Task material Start Marker
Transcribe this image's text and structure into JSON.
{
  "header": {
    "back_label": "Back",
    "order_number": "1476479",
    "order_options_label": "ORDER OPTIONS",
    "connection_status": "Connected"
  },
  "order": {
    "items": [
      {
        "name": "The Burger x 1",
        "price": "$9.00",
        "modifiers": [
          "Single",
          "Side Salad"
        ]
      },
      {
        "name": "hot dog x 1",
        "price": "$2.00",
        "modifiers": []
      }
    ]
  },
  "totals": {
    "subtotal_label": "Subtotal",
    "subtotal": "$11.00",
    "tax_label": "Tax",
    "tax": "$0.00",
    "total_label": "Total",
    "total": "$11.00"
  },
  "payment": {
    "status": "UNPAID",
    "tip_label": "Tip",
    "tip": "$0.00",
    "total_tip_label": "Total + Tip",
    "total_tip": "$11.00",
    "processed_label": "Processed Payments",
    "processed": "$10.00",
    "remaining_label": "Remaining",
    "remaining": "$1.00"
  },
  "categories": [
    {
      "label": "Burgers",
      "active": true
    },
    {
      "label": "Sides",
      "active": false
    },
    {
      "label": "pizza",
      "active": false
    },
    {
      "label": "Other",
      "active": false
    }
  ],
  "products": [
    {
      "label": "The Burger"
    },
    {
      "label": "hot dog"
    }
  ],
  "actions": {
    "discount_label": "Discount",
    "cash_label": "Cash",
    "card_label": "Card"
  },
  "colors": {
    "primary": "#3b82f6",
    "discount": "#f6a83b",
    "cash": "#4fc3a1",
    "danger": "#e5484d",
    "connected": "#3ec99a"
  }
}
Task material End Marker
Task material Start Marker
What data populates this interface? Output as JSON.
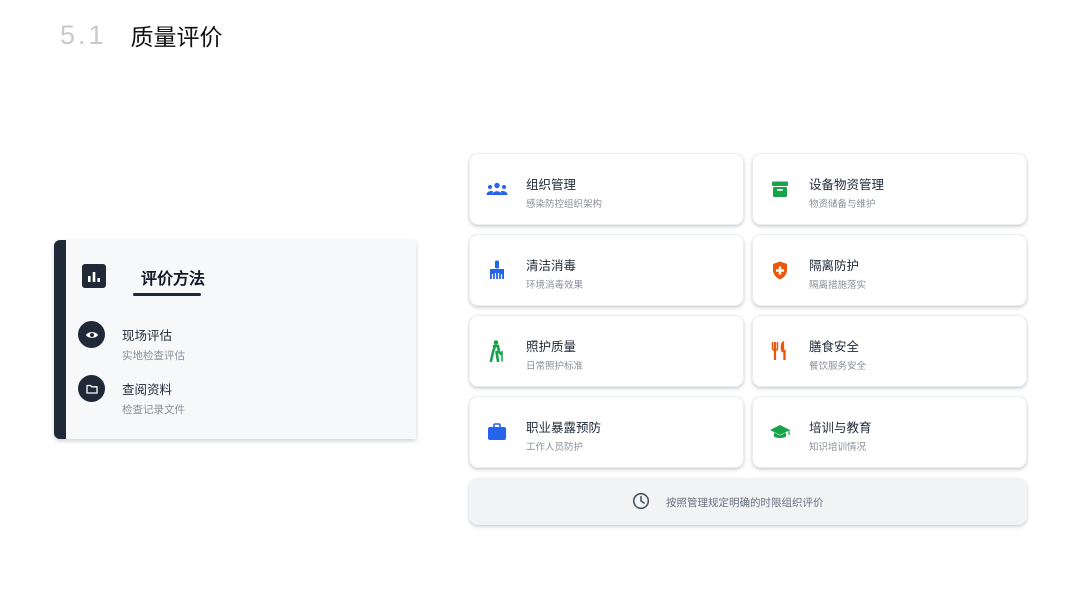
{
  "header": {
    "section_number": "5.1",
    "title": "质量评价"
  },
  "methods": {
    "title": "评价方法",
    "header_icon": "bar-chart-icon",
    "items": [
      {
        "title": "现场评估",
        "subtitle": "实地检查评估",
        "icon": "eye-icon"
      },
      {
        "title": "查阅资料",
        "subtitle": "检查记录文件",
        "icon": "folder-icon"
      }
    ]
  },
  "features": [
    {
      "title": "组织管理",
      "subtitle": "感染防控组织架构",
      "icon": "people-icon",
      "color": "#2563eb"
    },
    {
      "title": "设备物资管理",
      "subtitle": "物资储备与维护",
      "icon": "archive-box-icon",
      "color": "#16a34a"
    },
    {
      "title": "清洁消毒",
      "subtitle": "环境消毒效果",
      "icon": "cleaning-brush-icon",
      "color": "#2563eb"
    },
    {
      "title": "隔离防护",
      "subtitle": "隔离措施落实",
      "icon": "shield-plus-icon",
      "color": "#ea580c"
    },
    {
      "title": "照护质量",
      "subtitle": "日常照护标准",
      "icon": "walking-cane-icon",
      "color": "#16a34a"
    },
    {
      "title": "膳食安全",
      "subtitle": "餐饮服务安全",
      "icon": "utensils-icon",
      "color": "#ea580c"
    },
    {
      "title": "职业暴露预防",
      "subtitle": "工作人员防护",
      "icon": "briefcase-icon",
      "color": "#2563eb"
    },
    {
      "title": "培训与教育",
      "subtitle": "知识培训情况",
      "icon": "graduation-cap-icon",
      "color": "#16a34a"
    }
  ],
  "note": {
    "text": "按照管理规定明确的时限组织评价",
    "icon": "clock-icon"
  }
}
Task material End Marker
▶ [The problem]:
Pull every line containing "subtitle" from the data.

▶ [Response to this exercise]:
        "subtitle": "实地检查评估",
        "subtitle": "检查记录文件",
      "subtitle": "感染防控组织架构",
      "subtitle": "物资储备与维护",
      "subtitle": "环境消毒效果",
      "subtitle": "隔离措施落实",
      "subtitle": "日常照护标准",
      "subtitle": "餐饮服务安全",
      "subtitle": "工作人员防护",
      "subtitle": "知识培训情况",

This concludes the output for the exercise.